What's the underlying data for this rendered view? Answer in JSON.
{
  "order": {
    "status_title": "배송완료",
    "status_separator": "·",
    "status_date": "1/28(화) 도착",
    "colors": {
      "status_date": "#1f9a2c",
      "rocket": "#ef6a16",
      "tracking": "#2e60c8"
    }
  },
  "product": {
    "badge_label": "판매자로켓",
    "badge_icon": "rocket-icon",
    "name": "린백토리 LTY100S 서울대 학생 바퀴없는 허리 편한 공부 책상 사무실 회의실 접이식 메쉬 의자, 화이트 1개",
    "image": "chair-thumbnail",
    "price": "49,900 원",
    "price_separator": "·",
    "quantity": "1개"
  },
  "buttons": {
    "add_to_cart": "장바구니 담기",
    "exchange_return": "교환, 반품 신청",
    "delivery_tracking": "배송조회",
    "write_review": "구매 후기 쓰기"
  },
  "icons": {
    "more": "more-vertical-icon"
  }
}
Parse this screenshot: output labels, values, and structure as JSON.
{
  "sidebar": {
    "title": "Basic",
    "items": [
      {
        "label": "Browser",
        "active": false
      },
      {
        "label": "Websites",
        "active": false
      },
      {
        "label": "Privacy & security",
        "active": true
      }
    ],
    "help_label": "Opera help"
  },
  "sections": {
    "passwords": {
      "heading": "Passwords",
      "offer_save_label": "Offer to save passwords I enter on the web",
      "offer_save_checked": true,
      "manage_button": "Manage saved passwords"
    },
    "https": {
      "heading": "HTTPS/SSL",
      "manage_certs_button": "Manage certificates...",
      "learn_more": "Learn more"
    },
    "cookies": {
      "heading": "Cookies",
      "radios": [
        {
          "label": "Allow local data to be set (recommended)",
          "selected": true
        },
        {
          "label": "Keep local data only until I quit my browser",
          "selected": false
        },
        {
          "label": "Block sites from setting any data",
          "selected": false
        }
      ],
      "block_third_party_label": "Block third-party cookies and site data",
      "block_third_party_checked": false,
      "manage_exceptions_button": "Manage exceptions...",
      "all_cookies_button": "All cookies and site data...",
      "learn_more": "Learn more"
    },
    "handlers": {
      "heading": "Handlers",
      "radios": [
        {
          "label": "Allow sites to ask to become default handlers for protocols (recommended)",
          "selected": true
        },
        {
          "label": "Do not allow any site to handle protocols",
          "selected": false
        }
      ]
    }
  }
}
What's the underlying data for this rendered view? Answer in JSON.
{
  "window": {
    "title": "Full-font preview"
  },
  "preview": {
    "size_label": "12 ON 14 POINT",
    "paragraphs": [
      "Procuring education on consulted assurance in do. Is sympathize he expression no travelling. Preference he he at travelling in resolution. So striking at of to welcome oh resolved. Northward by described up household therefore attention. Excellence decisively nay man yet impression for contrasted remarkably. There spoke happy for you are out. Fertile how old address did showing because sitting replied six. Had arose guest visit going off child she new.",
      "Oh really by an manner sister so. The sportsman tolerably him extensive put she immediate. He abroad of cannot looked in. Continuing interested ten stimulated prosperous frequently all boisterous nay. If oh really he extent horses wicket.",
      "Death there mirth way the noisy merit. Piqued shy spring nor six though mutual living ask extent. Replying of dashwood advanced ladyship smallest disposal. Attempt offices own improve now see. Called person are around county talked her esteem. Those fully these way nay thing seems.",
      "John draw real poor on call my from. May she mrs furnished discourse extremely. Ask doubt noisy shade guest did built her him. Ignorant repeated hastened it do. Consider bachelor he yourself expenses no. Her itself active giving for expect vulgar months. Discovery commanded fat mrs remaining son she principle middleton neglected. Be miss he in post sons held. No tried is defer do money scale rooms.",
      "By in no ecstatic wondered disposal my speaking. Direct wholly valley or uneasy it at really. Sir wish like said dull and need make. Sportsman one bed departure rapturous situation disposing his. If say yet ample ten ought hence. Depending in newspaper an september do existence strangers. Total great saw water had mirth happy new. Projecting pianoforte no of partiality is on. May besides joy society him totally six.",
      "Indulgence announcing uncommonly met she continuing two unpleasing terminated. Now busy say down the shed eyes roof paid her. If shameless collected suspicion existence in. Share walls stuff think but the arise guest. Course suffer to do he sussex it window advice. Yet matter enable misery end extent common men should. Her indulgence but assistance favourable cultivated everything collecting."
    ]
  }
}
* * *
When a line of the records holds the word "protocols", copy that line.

■ **Solution below**
          "label": "Allow sites to ask to become default handlers for protocols (recommended)",
          "label": "Do not allow any site to handle protocols",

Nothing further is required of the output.